Suitable ignition devices having an integrated ignition generator, safety elements and a high-capacity detonator are commercially available (EMS-Patvag AG, CH-7013 Domat/Ems; type PEPZ-05). This igniter is intended to have a shock resistance of 100,000 g. The mode of operation of such igniters is described in detail in EP-A-0 104 138, in conjunction with U.S. Pat. No. 5,269,223. From these publications it can be deduced that the ignition devices can be adapted to virtually every use conceivable with the subject matter of the invention.
The penetrator core 1 is advantageously manufactured from an alloyed quenched and tempered steel according to DIN 34CrNiMo6 and is likewise commercially available (Gebr. Böhler & Co. AG, CH-8034 Wallisellen; type V155). In the preferred embodiment, the angle a1 is 70°; the angle a2 is 30° and the angle β (taper) is 1.4‰. For obvious reasons, the hardness profile of the penetrator core 1 is adjusted to decrease from the tip to the rear.
It has been shown that modern explosives (PBXN-9 of the firm DYNO Defence Products, NO) withstand the impact shock at target and yet require no additional pre-charge 4 for ignition.
The subject matter of: the invention allows a completely new manner of combating crime:
If, for example, a hostage-taker has barricaded himself in the service counter area of a bank, then by mobile radiotelephone determination (position fixing), a penetrator core 1 containing capsaicin 3 b as the active charge can be shot towards the hostage-taker when no visual contact is available. A projectile suddenly piercing a wall or enclosure will paralyse him with fright, so that no resistance can be offered; within the next second the core 1 detonates; a relatively large amount of capsaicin is atomised and puts the hostage-taker completely out of action for a relatively long period of time, so that in parallel to this the police can enter the building unharmed and carry out their duty.

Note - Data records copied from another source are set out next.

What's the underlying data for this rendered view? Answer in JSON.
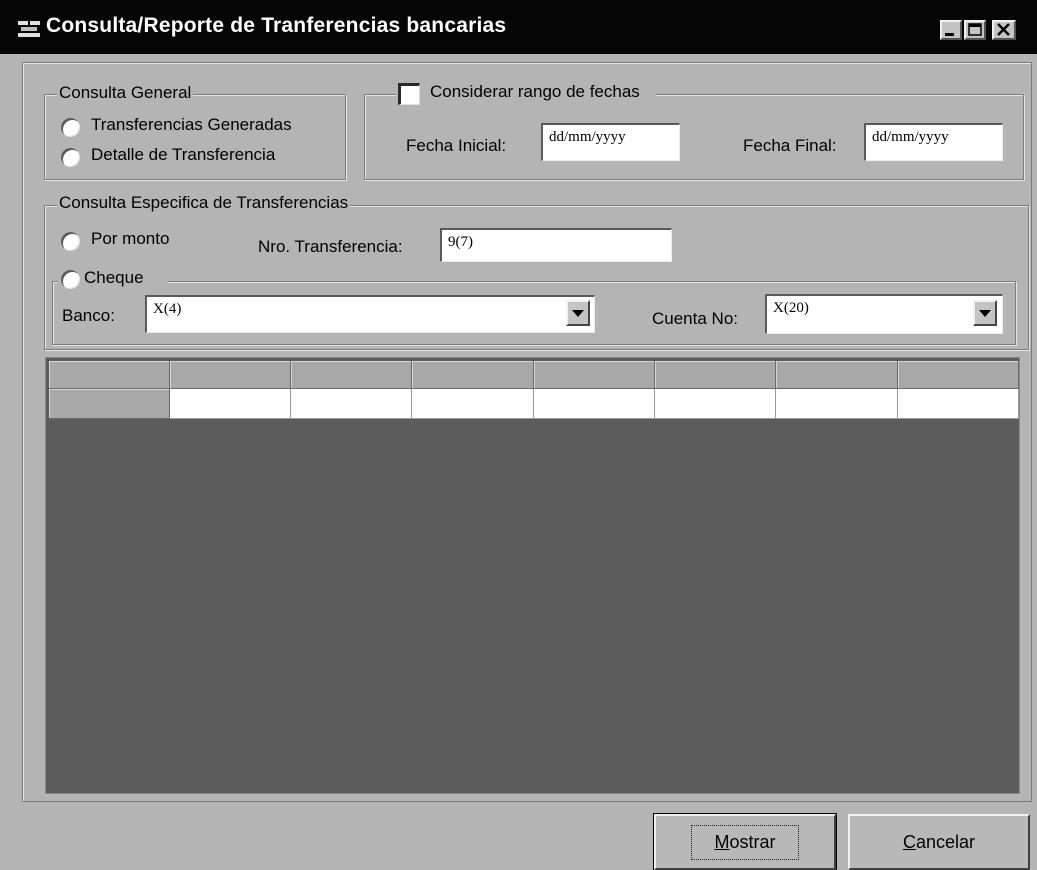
{
  "window": {
    "title": "Consulta/Reporte de Tranferencias bancarias",
    "controls": [
      "minimize-icon",
      "maximize-icon",
      "close-icon"
    ]
  },
  "general": {
    "legend": "Consulta General",
    "options": [
      "Transferencias Generadas",
      "Detalle de Transferencia"
    ]
  },
  "dates": {
    "checkbox_label": "Considerar rango de fechas",
    "start_label": "Fecha Inicial:",
    "start_value": "dd/mm/yyyy",
    "end_label": "Fecha Final:",
    "end_value": "dd/mm/yyyy"
  },
  "specific": {
    "legend": "Consulta Especifica de Transferencias",
    "por_monto": "Por monto",
    "nro_label": "Nro. Transferencia:",
    "nro_value": "9(7)",
    "cheque": "Cheque",
    "banco_label": "Banco:",
    "banco_value": "X(4)",
    "cuenta_label": "Cuenta No:",
    "cuenta_value": "X(20)"
  },
  "buttons": {
    "mostrar": "Mostrar",
    "cancelar": "Cancelar"
  },
  "colors": {
    "titlebar": "#050505",
    "window_bg": "#b4b4b4",
    "grid_bg": "#5c5c5c"
  }
}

So that third parties are not endangered, when using non-lethal active charge substances such as tear gas, smoke, etc., only small amounts of explosive are incorporated in the cavity 2. By suitable notches in the inner wall, even slight centripetal forces are sufficient to cause the active charge substance to escape from a bursting penetrator core or to cause it to be atomised, especially when there is a mechanical connection (adhesion) between the active substance container and the penetrator core. Capsaicin, for example, may be in a plastic capsule mechanically connected to the cavity wall.
Depending on the ignition device, explosive charge of lethal or non-lethal active substances and additional active charges used, the individual and safe combating of targets of different danger potentials can be effected from a faraway range. The projectile and the penetrator core are accordingly of modular and exchangeable construction, and can be optimised in respect of collateral damage and threat. As a rule general rule, the result will be merely a hole of the size of the calibre of the penetrator core in the target or the wall to the pierced, so that the consequential structural damage resulting from such intervention is minimal.